*** Opening Dataset extract ***

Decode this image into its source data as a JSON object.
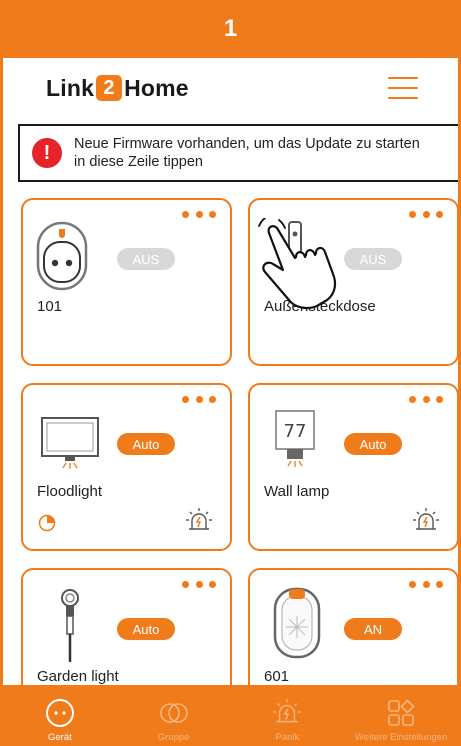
{
  "step": {
    "number": "1"
  },
  "app": {
    "logo_prefix": "Link",
    "logo_digit": "2",
    "logo_suffix": "Home"
  },
  "banner": {
    "line1": "Neue Firmware vorhanden, um das Update zu starten",
    "line2": "in diese Zeile tippen",
    "icon_text": "!"
  },
  "devices": [
    {
      "name": "101",
      "status": "AUS",
      "status_on": false,
      "icon": "socket-icon"
    },
    {
      "name": "Außensteckdose",
      "status": "AUS",
      "status_on": false,
      "icon": "outdoor-plug-icon"
    },
    {
      "name": "Floodlight",
      "status": "Auto",
      "status_on": true,
      "icon": "floodlight-icon"
    },
    {
      "name": "Wall lamp",
      "status": "Auto",
      "status_on": true,
      "icon": "wall-lamp-icon",
      "wall_lamp_number": "77"
    },
    {
      "name": "Garden light",
      "status": "Auto",
      "status_on": true,
      "icon": "garden-light-icon"
    },
    {
      "name": "601",
      "status": "AN",
      "status_on": true,
      "icon": "light-sensor-icon"
    }
  ],
  "tabs": [
    {
      "label": "Gerät",
      "icon": "device-icon",
      "active": true
    },
    {
      "label": "Gruppe",
      "icon": "group-icon",
      "active": false
    },
    {
      "label": "Panik",
      "icon": "panic-icon",
      "active": false
    },
    {
      "label": "Weitere Einstellungen",
      "icon": "settings-icon",
      "active": false
    }
  ],
  "colors": {
    "accent": "#f07b1a",
    "warning": "#e6232a",
    "pill_off": "#d8d8d8"
  }
}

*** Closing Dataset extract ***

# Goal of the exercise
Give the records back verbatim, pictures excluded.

# Exercise result
Decode this image into its source data as a JSON object.
{
  "step": {
    "number": "1"
  },
  "app": {
    "logo_prefix": "Link",
    "logo_digit": "2",
    "logo_suffix": "Home"
  },
  "banner": {
    "line1": "Neue Firmware vorhanden, um das Update zu starten",
    "line2": "in diese Zeile tippen",
    "icon_text": "!"
  },
  "devices": [
    {
      "name": "101",
      "status": "AUS",
      "status_on": false,
      "icon": "socket-icon"
    },
    {
      "name": "Außensteckdose",
      "status": "AUS",
      "status_on": false,
      "icon": "outdoor-plug-icon"
    },
    {
      "name": "Floodlight",
      "status": "Auto",
      "status_on": true,
      "icon": "floodlight-icon"
    },
    {
      "name": "Wall lamp",
      "status": "Auto",
      "status_on": true,
      "icon": "wall-lamp-icon",
      "wall_lamp_number": "77"
    },
    {
      "name": "Garden light",
      "status": "Auto",
      "status_on": true,
      "icon": "garden-light-icon"
    },
    {
      "name": "601",
      "status": "AN",
      "status_on": true,
      "icon": "light-sensor-icon"
    }
  ],
  "tabs": [
    {
      "label": "Gerät",
      "icon": "device-icon",
      "active": true
    },
    {
      "label": "Gruppe",
      "icon": "group-icon",
      "active": false
    },
    {
      "label": "Panik",
      "icon": "panic-icon",
      "active": false
    },
    {
      "label": "Weitere Einstellungen",
      "icon": "settings-icon",
      "active": false
    }
  ],
  "colors": {
    "accent": "#f07b1a",
    "warning": "#e6232a",
    "pill_off": "#d8d8d8"
  }
}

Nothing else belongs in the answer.